[Interface dataset entries]
========

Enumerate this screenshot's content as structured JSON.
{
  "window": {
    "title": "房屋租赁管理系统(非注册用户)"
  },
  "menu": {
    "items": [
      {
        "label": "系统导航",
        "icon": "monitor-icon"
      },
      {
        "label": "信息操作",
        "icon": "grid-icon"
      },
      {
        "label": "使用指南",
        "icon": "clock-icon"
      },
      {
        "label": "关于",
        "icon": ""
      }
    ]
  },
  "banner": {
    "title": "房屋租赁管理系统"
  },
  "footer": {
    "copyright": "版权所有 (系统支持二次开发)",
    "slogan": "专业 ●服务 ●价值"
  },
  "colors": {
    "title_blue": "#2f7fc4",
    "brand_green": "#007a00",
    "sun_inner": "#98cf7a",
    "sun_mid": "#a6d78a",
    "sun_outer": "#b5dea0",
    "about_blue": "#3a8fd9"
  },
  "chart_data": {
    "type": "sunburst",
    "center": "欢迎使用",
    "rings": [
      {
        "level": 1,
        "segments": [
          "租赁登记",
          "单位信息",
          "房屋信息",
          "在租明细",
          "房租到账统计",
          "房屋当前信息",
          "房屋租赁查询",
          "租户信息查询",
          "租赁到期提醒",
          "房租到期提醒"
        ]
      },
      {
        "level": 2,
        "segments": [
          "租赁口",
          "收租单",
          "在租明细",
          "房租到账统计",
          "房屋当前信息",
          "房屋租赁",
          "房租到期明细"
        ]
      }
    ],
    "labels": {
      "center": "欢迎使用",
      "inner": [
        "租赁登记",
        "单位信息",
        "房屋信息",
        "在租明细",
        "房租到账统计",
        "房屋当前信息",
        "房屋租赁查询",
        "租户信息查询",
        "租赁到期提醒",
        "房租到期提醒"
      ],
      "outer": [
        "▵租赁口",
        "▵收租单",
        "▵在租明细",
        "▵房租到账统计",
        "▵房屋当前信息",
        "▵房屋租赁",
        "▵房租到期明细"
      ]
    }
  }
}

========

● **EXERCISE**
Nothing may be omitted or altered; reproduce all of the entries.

● **PROBLEM SOLUTION**
Enumerate this screenshot's content as structured JSON.
{
  "window": {
    "title": "房屋租赁管理系统(非注册用户)"
  },
  "menu": {
    "items": [
      {
        "label": "系统导航",
        "icon": "monitor-icon"
      },
      {
        "label": "信息操作",
        "icon": "grid-icon"
      },
      {
        "label": "使用指南",
        "icon": "clock-icon"
      },
      {
        "label": "关于",
        "icon": ""
      }
    ]
  },
  "banner": {
    "title": "房屋租赁管理系统"
  },
  "footer": {
    "copyright": "版权所有 (系统支持二次开发)",
    "slogan": "专业 ●服务 ●价值"
  },
  "colors": {
    "title_blue": "#2f7fc4",
    "brand_green": "#007a00",
    "sun_inner": "#98cf7a",
    "sun_mid": "#a6d78a",
    "sun_outer": "#b5dea0",
    "about_blue": "#3a8fd9"
  },
  "chart_data": {
    "type": "sunburst",
    "center": "欢迎使用",
    "rings": [
      {
        "level": 1,
        "segments": [
          "租赁登记",
          "单位信息",
          "房屋信息",
          "在租明细",
          "房租到账统计",
          "房屋当前信息",
          "房屋租赁查询",
          "租户信息查询",
          "租赁到期提醒",
          "房租到期提醒"
        ]
      },
      {
        "level": 2,
        "segments": [
          "租赁口",
          "收租单",
          "在租明细",
          "房租到账统计",
          "房屋当前信息",
          "房屋租赁",
          "房租到期明细"
        ]
      }
    ],
    "labels": {
      "center": "欢迎使用",
      "inner": [
        "租赁登记",
        "单位信息",
        "房屋信息",
        "在租明细",
        "房租到账统计",
        "房屋当前信息",
        "房屋租赁查询",
        "租户信息查询",
        "租赁到期提醒",
        "房租到期提醒"
      ],
      "outer": [
        "▵租赁口",
        "▵收租单",
        "▵在租明细",
        "▵房租到账统计",
        "▵房屋当前信息",
        "▵房屋租赁",
        "▵房租到期明细"
      ]
    }
  }
}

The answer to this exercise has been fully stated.